(By the way, I’m a fan of HARO and think he did a brilliant and good thing for reporters and PR people alike.)
The fundamental things he talks about (I think, since he talks so fast that a lot of older people like me have a hard time following even though in this case I was only a few feet away from him) I agree with when it comes to analysis of social media and where it is going. But on almost everything else of importance I disagree.
For example, social media is not mostly about getting dates, nor is life mostly about searching for your next girlfriend. It’s hard not to come to the conclusion listening to him (and I’ve heard him twice now give essentially the same presentation) that his life revolves around sitting on airplanes (320,000 air miles this year? Yikes, I agree with your then girlfriend Peter who said get a life!) and finding his next conquest. And its hard not to conclude that for him that’s where social media is largely focused–the examples he provided whether defining advertising vs, public relations or how the emerging “one network” idea all lend credence to this focus.
I also fundamentally and strongly disagree with him that if you are not tweeting a thousand times during his presentation you obviously don’t give a crap about building your brand, or if you don’t have 15,000 fans on your facebook page and you’re not spending the early hours of every morning sending happy birthday messages to everyone you know, you have no clue what social media is all about. Peter, not everyone is a worldclass connector like you are, not everyone has time for this kind of activity and some of us treasure quality time with a few longtime friends rather than trying to build connections with strangers all over the planet.
And I most clearly disagree with him about David Letterman and Governor Sanford. His view, and he professes to speak for all of New York on this, is that no one will think ill of Mr. Letterman’s or Mr. Sanford’s behavior and since Letterman did such an admirable job of honestly and transparently dealing with his creepiness (Letterman’s words, not mine) that the world will rush to forgive him. Also that the entire public relations community should look at this as a wonderful example of crisis communication.

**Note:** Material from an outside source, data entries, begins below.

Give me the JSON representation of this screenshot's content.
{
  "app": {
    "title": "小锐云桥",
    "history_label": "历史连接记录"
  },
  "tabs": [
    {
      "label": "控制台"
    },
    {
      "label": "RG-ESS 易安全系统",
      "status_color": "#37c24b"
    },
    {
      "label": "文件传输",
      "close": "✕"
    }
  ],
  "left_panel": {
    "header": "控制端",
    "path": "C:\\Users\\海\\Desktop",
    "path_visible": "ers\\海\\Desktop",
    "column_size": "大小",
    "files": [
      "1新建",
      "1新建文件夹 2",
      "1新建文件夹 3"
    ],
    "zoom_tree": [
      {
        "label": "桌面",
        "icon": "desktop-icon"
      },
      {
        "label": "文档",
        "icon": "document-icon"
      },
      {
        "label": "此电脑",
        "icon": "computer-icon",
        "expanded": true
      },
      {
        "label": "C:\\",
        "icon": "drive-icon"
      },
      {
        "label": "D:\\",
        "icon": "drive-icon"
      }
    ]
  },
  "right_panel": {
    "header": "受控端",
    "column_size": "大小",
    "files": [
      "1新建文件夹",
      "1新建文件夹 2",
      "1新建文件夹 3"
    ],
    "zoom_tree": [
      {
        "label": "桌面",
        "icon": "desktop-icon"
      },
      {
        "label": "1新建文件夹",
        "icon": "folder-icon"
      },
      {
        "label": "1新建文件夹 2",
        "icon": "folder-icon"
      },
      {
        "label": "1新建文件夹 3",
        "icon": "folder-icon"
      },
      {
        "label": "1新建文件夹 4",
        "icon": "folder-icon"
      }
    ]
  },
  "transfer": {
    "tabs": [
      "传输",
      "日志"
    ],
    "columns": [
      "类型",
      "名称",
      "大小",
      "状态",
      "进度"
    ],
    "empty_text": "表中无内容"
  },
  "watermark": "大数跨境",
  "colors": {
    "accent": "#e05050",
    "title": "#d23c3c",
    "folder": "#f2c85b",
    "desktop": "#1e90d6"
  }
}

I blogged on this on emergencymgmt.com and I couldn’t disagree more. There are some like Peter whose moral values include the view that it is not only not wrong to sleep with anyone who consents, that there is something honorable about it. And that includes those who have made promises to their spouses in an ancient and clearly outdated institution called marriage. As I recall, the wedding vows still state that faithfulness and commitment are a pretty normal part of this arrangement. It also appears in New York or in Shankman’s view of it, that it perfectly appropriate for a superior in an organization to use that position to influence the “consent.” Even if you take a different view of morality than me, it is hard in this age where sexual harassment is illegal and broadly defined, that Mr. Letterman is going to escape some very reasonable accusations here. But to Shankman, all this is normal, reasonable, expected and I sense even honorable.
I asked the group I presented to right after Mr. Shankman finished what they thought of his presentation. They were enthralled–such is his attraction as a presenter (and why he gets the keynote invitations). But when I mentioned that I didn’t see eye to eye with him on the issues I just raised and mentioned that I have been gratefully married to the same beautiful woman for 36 years and hope to continue on the rest of my life, I received warm applause.
So I suspect there are more than a few fuddy duddies like me who think that Letterman is a very funny and talented creep. And that social media has more to offer society than the fast hookup.
Note–after posting this I noted the pingback on my earlier blog about Letterman’s future. I agree and wish I could have said it so creatively.